** What is needed **
Look through the records below for lines containing the string "JSON", and report how many there are, nothing else.

Entries taken from a collection
..........

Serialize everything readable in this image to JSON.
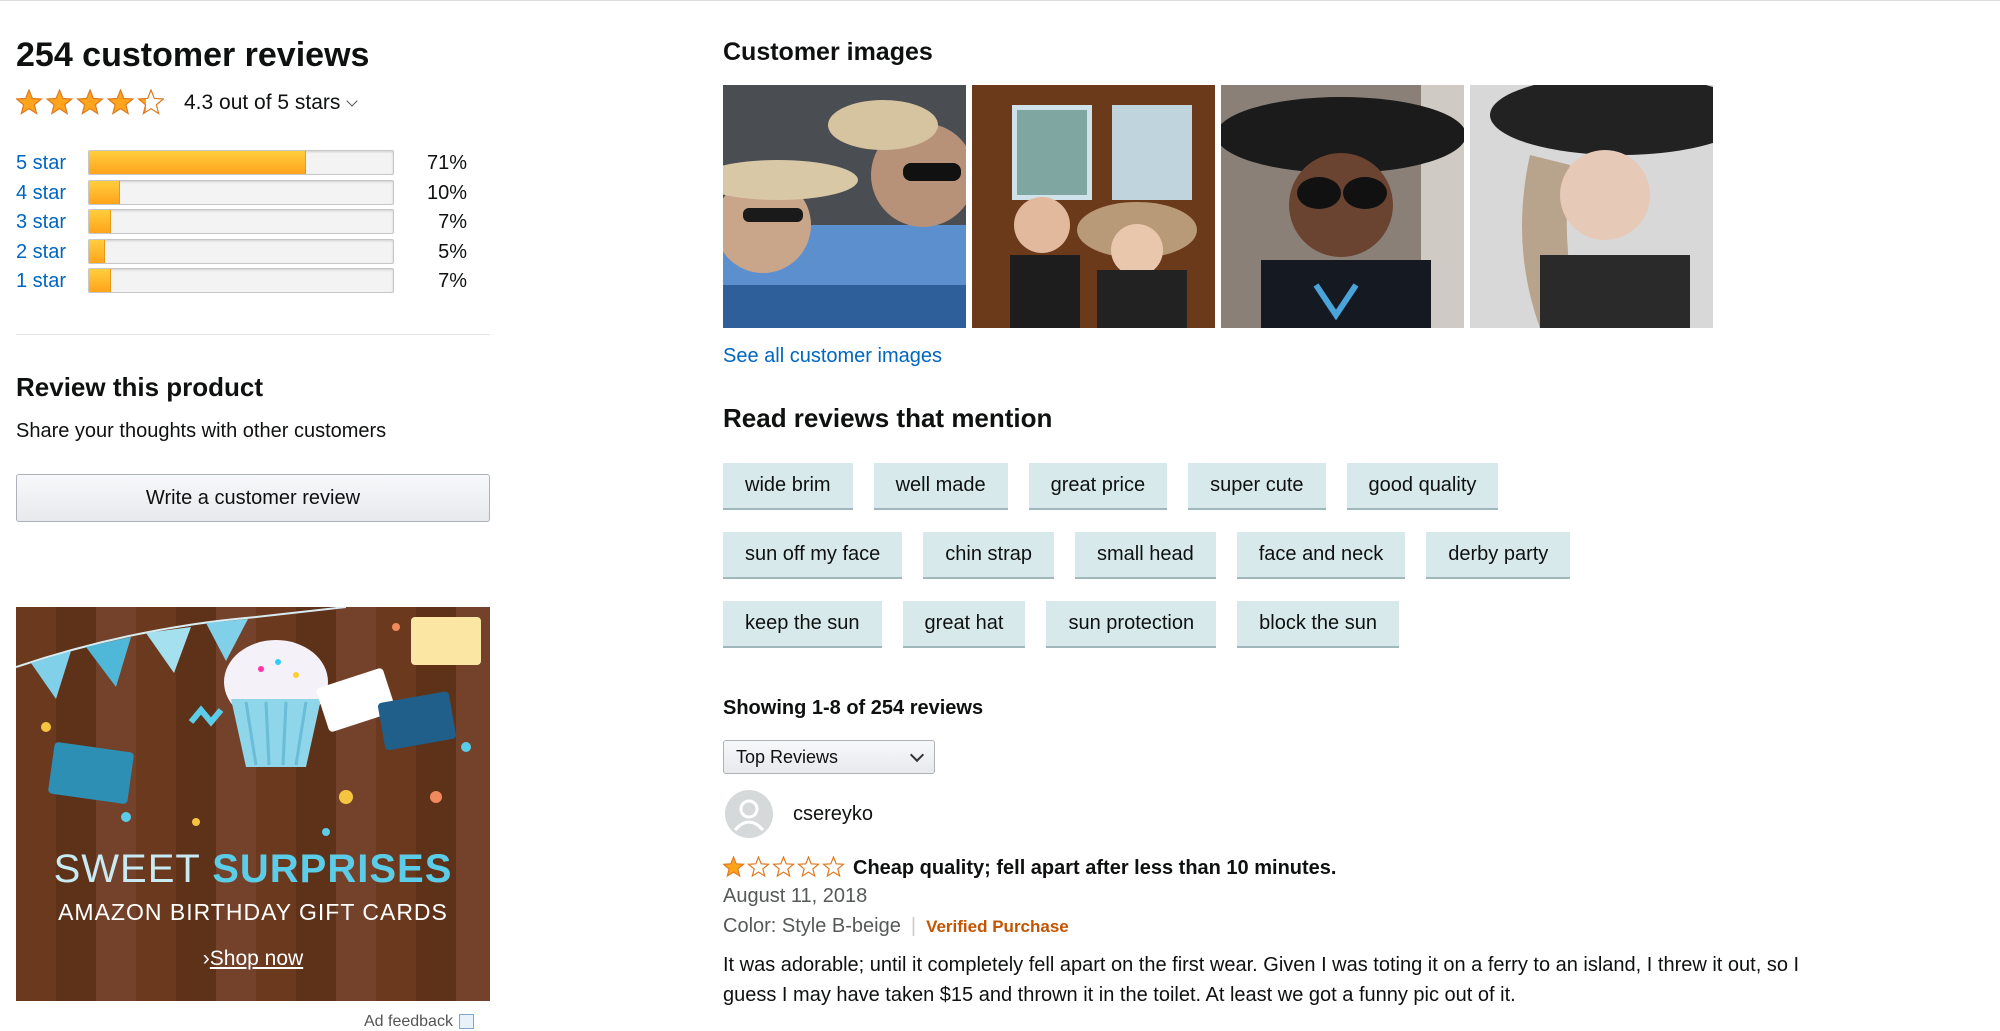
{
  "summary": {
    "review_count": "254 customer reviews",
    "rating_text": "4.3 out of 5 stars",
    "rating_value": 4.3,
    "histogram": [
      {
        "label": "5 star",
        "percent_text": "71%",
        "percent": 71
      },
      {
        "label": "4 star",
        "percent_text": "10%",
        "percent": 10
      },
      {
        "label": "3 star",
        "percent_text": "7%",
        "percent": 7
      },
      {
        "label": "2 star",
        "percent_text": "5%",
        "percent": 5
      },
      {
        "label": "1 star",
        "percent_text": "7%",
        "percent": 7
      }
    ]
  },
  "review_product": {
    "title": "Review this product",
    "subtitle": "Share your thoughts with other customers",
    "button_label": "Write a customer review"
  },
  "ad": {
    "headline_light": "SWEET ",
    "headline_bold": "SURPRISES",
    "subline": "AMAZON BIRTHDAY GIFT CARDS",
    "cta_prefix": "›",
    "cta": "Shop now",
    "feedback": "Ad feedback"
  },
  "customer_images": {
    "title": "Customer images",
    "see_all": "See all customer images"
  },
  "mentions": {
    "title": "Read reviews that mention",
    "rows": [
      [
        "wide brim",
        "well made",
        "great price",
        "super cute",
        "good quality"
      ],
      [
        "sun off my face",
        "chin strap",
        "small head",
        "face and neck",
        "derby party"
      ],
      [
        "keep the sun",
        "great hat",
        "sun protection",
        "block the sun"
      ]
    ]
  },
  "listing": {
    "showing": "Showing 1-8 of 254 reviews",
    "sort_value": "Top Reviews"
  },
  "review": {
    "author": "csereyko",
    "stars": 1,
    "title": "Cheap quality; fell apart after less than 10 minutes.",
    "date": "August 11, 2018",
    "variant": "Color: Style B-beige",
    "verified": "Verified Purchase",
    "body": "It was adorable; until it completely fell apart on the first wear. Given I was toting it on a ferry to an island, I threw it out, so I guess I may have taken $15 and thrown it in the toilet. At least we got a funny pic out of it."
  },
  "colors": {
    "link": "#0066c0",
    "star": "#ffa41c",
    "chip": "#d8e9ec",
    "verified": "#c45500"
  }
}
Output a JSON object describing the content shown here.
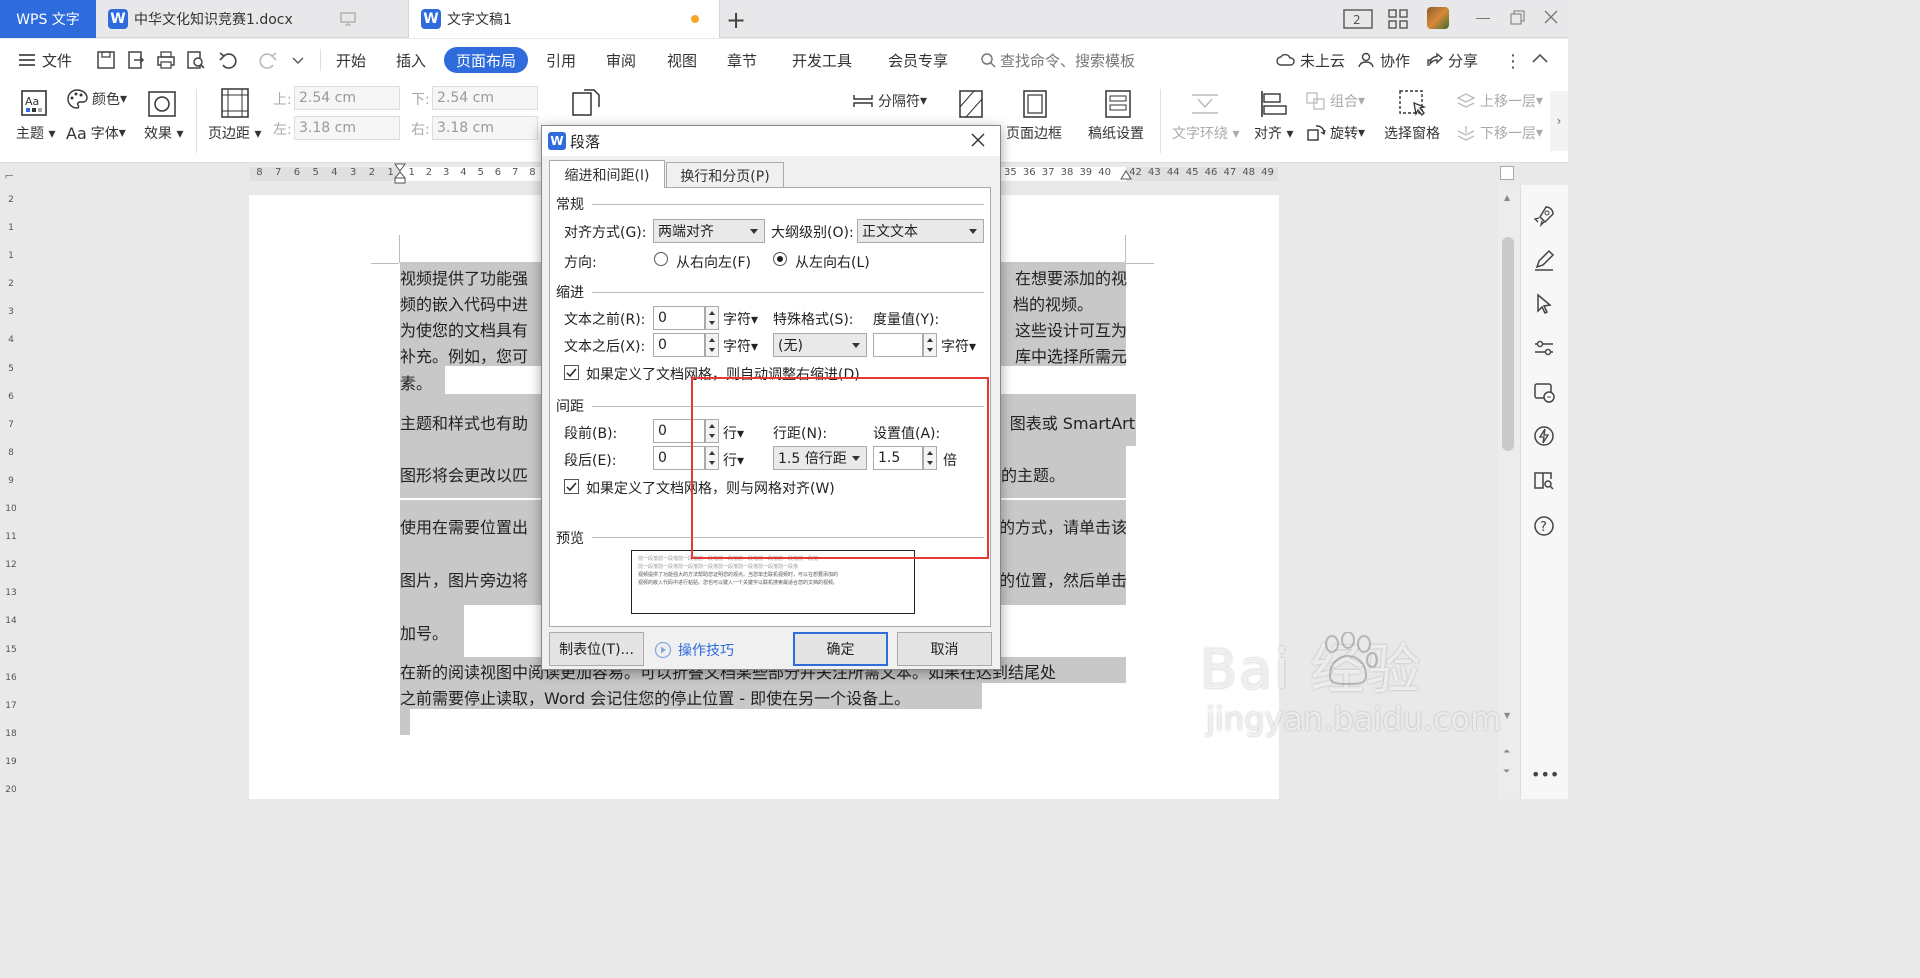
{
  "tabs": {
    "app": "WPS 文字",
    "doc1": "中华文化知识竞赛1.docx",
    "doc2": "文字文稿1"
  },
  "menubar": {
    "file": "文件",
    "items": [
      "开始",
      "插入",
      "页面布局",
      "引用",
      "审阅",
      "视图",
      "章节",
      "开发工具",
      "会员专享"
    ],
    "active": "页面布局",
    "search": "查找命令、搜索模板",
    "cloud": "未上云",
    "collab": "协作",
    "share": "分享"
  },
  "ribbon": {
    "theme": "主题",
    "colors": "颜色",
    "font": "字体",
    "effects": "效果",
    "margins": "页边距",
    "top_label": "上:",
    "top_value": "2.54 cm",
    "bottom_label": "下:",
    "bottom_value": "2.54 cm",
    "left_label": "左:",
    "left_value": "3.18 cm",
    "right_label": "右:",
    "right_value": "3.18 cm",
    "separator": "分隔符",
    "page_border": "页面边框",
    "grid_paper": "稿纸设置",
    "wrap": "文字环绕",
    "align": "对齐",
    "group": "组合",
    "rotate": "旋转",
    "select_pane": "选择窗格",
    "bring_forward": "上移一层",
    "send_backward": "下移一层"
  },
  "ruler": {
    "left_numbers": [
      "8",
      "7",
      "6",
      "5",
      "4",
      "3",
      "2",
      "1"
    ],
    "mid_numbers": [
      "1",
      "2",
      "3",
      "4",
      "5",
      "6",
      "7",
      "8"
    ],
    "right_numbers": [
      "35",
      "36",
      "37",
      "38",
      "39",
      "40",
      "42",
      "43",
      "44",
      "45",
      "46",
      "47",
      "48",
      "49"
    ],
    "v_numbers": [
      "2",
      "1",
      "1",
      "2",
      "3",
      "4",
      "5",
      "6",
      "7",
      "8",
      "9",
      "10",
      "11",
      "12",
      "13",
      "14",
      "15",
      "16",
      "17",
      "18",
      "19",
      "20"
    ]
  },
  "document": {
    "lines_left": [
      "视频提供了功能强",
      "频的嵌入代码中进",
      "为使您的文档具有",
      "补充。例如，您可",
      "素。",
      "主题和样式也有助",
      "图形将会更改以匹",
      "使用在需要位置出",
      "图片，图片旁边将",
      "加号。"
    ],
    "lines_right": [
      "在想要添加的视",
      "档的视频。",
      "这些设计可互为",
      "库中选择所需元",
      "",
      "图表或 SmartArt",
      "的主题。",
      "的方式，请单击该",
      "的位置，然后单击",
      ""
    ],
    "last_line1": "在新的阅读视图中阅读更加容易。可以折叠文档某些部分并关注所需文本。如果在达到结尾处",
    "last_line2": "之前需要停止读取，Word 会记住您的停止位置 - 即使在另一个设备上。"
  },
  "dialog": {
    "title": "段落",
    "tab_active": "缩进和间距(I)",
    "tab_other": "换行和分页(P)",
    "general": "常规",
    "align_label": "对齐方式(G):",
    "align_value": "两端对齐",
    "outline_label": "大纲级别(O):",
    "outline_value": "正文文本",
    "direction_label": "方向:",
    "rtl": "从右向左(F)",
    "ltr": "从左向右(L)",
    "indent": "缩进",
    "before_text_label": "文本之前(R):",
    "before_text_value": "0",
    "after_text_label": "文本之后(X):",
    "after_text_value": "0",
    "unit_char": "字符",
    "special_label": "特殊格式(S):",
    "special_value": "(无)",
    "measure_label": "度量值(Y):",
    "measure_value": "",
    "auto_indent": "如果定义了文档网格，则自动调整右缩进(D)",
    "spacing": "间距",
    "before_label": "段前(B):",
    "before_value": "0",
    "after_label": "段后(E):",
    "after_value": "0",
    "unit_line": "行",
    "line_spacing_label": "行距(N):",
    "line_spacing_value": "1.5 倍行距",
    "set_value_label": "设置值(A):",
    "set_value": "1.5",
    "unit_times": "倍",
    "snap_grid": "如果定义了文档网格，则与网格对齐(W)",
    "preview": "预览",
    "preview_line1": "前一段落前一段落前一段落前一段落前一段落前一段落前一段落前一段落前一段落",
    "preview_line2": "前一段落前一段落前一段落前一段落前一段落前一段落前一段落前一段落",
    "preview_line3": "视频提供了功能强大的方法帮助您证明您的观点。当您单击联机视频时，可以在想要添加的",
    "preview_line4": "视频的嵌入代码中进行粘贴。您也可以键入一个关键字以联机搜索最适合您的文档的视频。",
    "tabs_button": "制表位(T)...",
    "tips": "操作技巧",
    "ok": "确定",
    "cancel": "取消"
  },
  "watermark": {
    "brand": "Bai  经验",
    "url": "jingyan.baidu.com"
  },
  "colors": {
    "accent": "#2e6bdc",
    "highlight_box": "#e53935",
    "selection": "#c8c8c8"
  }
}
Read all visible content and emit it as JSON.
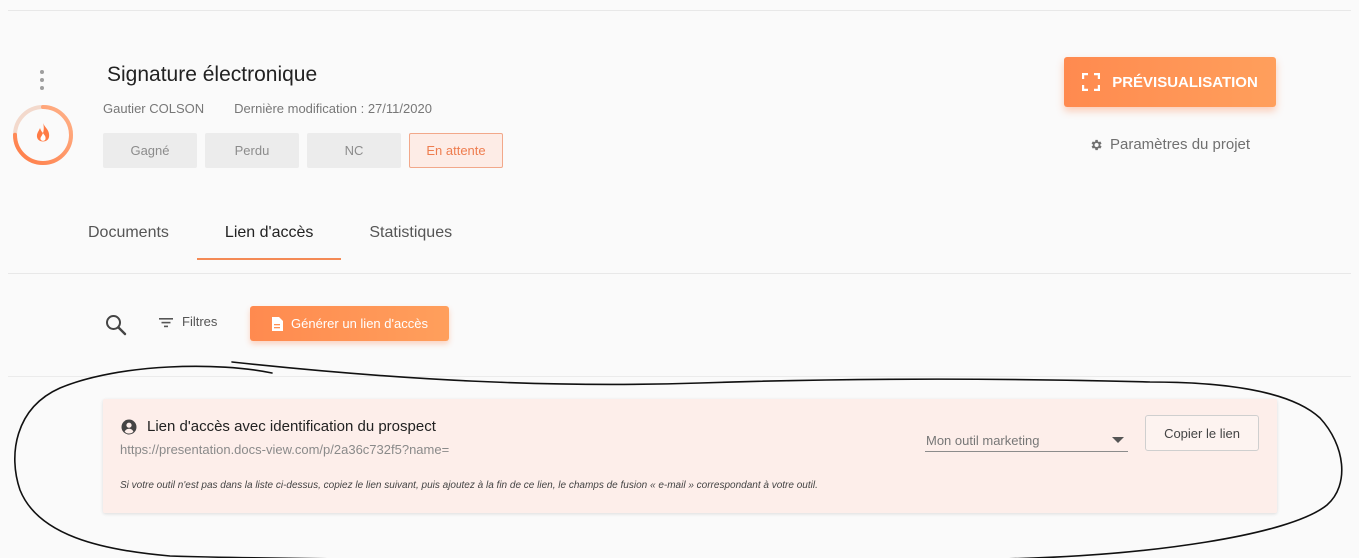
{
  "project": {
    "title": "Signature électronique",
    "owner": "Gautier COLSON",
    "last_modified": "Dernière modification : 27/11/2020",
    "statuses": [
      "Gagné",
      "Perdu",
      "NC",
      "En attente"
    ],
    "active_status": "En attente",
    "temperature_icon": "flame-icon",
    "score_ring_fraction": 0.75
  },
  "actions": {
    "preview_label": "PRÉVISUALISATION",
    "settings_label": "Paramètres du projet"
  },
  "tabs": [
    "Documents",
    "Lien d'accès",
    "Statistiques"
  ],
  "active_tab": "Lien d'accès",
  "toolbar": {
    "filters_label": "Filtres",
    "generate_label": "Générer un lien d'accès"
  },
  "link_card": {
    "title": "Lien d'accès avec identification du prospect",
    "url": "https://presentation.docs-view.com/p/2a36c732f5?name=",
    "note": "Si votre outil n'est pas dans la liste ci-dessus, copiez le lien suivant, puis ajoutez à la fin de ce lien, le champs de fusion « e-mail » correspondant à votre outil.",
    "select_value": "Mon outil marketing",
    "copy_label": "Copier le lien"
  },
  "colors": {
    "accent": "#ff8f52",
    "card_background": "#fdeeea",
    "active_status_background": "#fdece6"
  }
}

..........

** Answer for the task **
3